======== SUPPLIED ENTRIES

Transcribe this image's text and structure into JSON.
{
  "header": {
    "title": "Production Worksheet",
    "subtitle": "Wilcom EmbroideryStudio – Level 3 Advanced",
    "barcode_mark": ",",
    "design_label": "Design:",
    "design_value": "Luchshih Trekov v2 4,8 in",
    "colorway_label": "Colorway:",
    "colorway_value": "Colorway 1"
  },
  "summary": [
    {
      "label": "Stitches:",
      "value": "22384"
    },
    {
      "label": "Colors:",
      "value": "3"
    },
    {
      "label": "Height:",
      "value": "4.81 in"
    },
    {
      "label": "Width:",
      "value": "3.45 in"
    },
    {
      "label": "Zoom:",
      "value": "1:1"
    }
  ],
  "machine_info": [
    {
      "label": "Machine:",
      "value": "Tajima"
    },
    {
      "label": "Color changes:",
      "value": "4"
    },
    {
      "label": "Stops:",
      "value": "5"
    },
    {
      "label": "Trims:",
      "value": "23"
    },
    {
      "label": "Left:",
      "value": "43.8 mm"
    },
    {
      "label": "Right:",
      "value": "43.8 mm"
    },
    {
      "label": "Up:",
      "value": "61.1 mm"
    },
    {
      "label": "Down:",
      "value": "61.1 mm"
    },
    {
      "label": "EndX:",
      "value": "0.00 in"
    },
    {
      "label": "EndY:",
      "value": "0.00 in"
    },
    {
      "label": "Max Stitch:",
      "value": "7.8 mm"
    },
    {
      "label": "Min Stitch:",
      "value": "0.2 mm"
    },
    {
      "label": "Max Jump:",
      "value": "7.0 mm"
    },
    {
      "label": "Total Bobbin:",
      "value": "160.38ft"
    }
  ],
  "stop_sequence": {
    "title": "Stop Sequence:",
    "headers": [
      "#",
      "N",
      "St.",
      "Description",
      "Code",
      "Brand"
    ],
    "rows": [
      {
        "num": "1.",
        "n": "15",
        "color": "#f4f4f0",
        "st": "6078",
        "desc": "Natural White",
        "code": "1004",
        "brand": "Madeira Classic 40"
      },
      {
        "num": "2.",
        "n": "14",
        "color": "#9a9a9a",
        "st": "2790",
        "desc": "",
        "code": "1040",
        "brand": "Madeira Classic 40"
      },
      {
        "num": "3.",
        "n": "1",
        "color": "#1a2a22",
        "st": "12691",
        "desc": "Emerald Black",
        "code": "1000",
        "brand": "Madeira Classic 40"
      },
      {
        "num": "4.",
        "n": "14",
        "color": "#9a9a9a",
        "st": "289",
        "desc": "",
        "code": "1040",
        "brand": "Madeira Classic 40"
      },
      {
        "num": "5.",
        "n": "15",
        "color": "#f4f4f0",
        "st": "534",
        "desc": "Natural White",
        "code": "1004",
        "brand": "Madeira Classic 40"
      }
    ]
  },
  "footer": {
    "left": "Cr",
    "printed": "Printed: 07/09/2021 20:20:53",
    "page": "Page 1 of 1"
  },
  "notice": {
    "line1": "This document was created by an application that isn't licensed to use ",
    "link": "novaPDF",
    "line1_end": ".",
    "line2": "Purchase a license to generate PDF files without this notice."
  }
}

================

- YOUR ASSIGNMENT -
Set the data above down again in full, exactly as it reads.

- RESPONSE BOX -
Transcribe this image's text and structure into JSON.
{
  "header": {
    "title": "Production Worksheet",
    "subtitle": "Wilcom EmbroideryStudio – Level 3 Advanced",
    "barcode_mark": ",",
    "design_label": "Design:",
    "design_value": "Luchshih Trekov v2 4,8 in",
    "colorway_label": "Colorway:",
    "colorway_value": "Colorway 1"
  },
  "summary": [
    {
      "label": "Stitches:",
      "value": "22384"
    },
    {
      "label": "Colors:",
      "value": "3"
    },
    {
      "label": "Height:",
      "value": "4.81 in"
    },
    {
      "label": "Width:",
      "value": "3.45 in"
    },
    {
      "label": "Zoom:",
      "value": "1:1"
    }
  ],
  "machine_info": [
    {
      "label": "Machine:",
      "value": "Tajima"
    },
    {
      "label": "Color changes:",
      "value": "4"
    },
    {
      "label": "Stops:",
      "value": "5"
    },
    {
      "label": "Trims:",
      "value": "23"
    },
    {
      "label": "Left:",
      "value": "43.8 mm"
    },
    {
      "label": "Right:",
      "value": "43.8 mm"
    },
    {
      "label": "Up:",
      "value": "61.1 mm"
    },
    {
      "label": "Down:",
      "value": "61.1 mm"
    },
    {
      "label": "EndX:",
      "value": "0.00 in"
    },
    {
      "label": "EndY:",
      "value": "0.00 in"
    },
    {
      "label": "Max Stitch:",
      "value": "7.8 mm"
    },
    {
      "label": "Min Stitch:",
      "value": "0.2 mm"
    },
    {
      "label": "Max Jump:",
      "value": "7.0 mm"
    },
    {
      "label": "Total Bobbin:",
      "value": "160.38ft"
    }
  ],
  "stop_sequence": {
    "title": "Stop Sequence:",
    "headers": [
      "#",
      "N",
      "St.",
      "Description",
      "Code",
      "Brand"
    ],
    "rows": [
      {
        "num": "1.",
        "n": "15",
        "color": "#f4f4f0",
        "st": "6078",
        "desc": "Natural White",
        "code": "1004",
        "brand": "Madeira Classic 40"
      },
      {
        "num": "2.",
        "n": "14",
        "color": "#9a9a9a",
        "st": "2790",
        "desc": "",
        "code": "1040",
        "brand": "Madeira Classic 40"
      },
      {
        "num": "3.",
        "n": "1",
        "color": "#1a2a22",
        "st": "12691",
        "desc": "Emerald Black",
        "code": "1000",
        "brand": "Madeira Classic 40"
      },
      {
        "num": "4.",
        "n": "14",
        "color": "#9a9a9a",
        "st": "289",
        "desc": "",
        "code": "1040",
        "brand": "Madeira Classic 40"
      },
      {
        "num": "5.",
        "n": "15",
        "color": "#f4f4f0",
        "st": "534",
        "desc": "Natural White",
        "code": "1004",
        "brand": "Madeira Classic 40"
      }
    ]
  },
  "footer": {
    "left": "Cr",
    "printed": "Printed: 07/09/2021 20:20:53",
    "page": "Page 1 of 1"
  },
  "notice": {
    "line1": "This document was created by an application that isn't licensed to use ",
    "link": "novaPDF",
    "line1_end": ".",
    "line2": "Purchase a license to generate PDF files without this notice."
  }
}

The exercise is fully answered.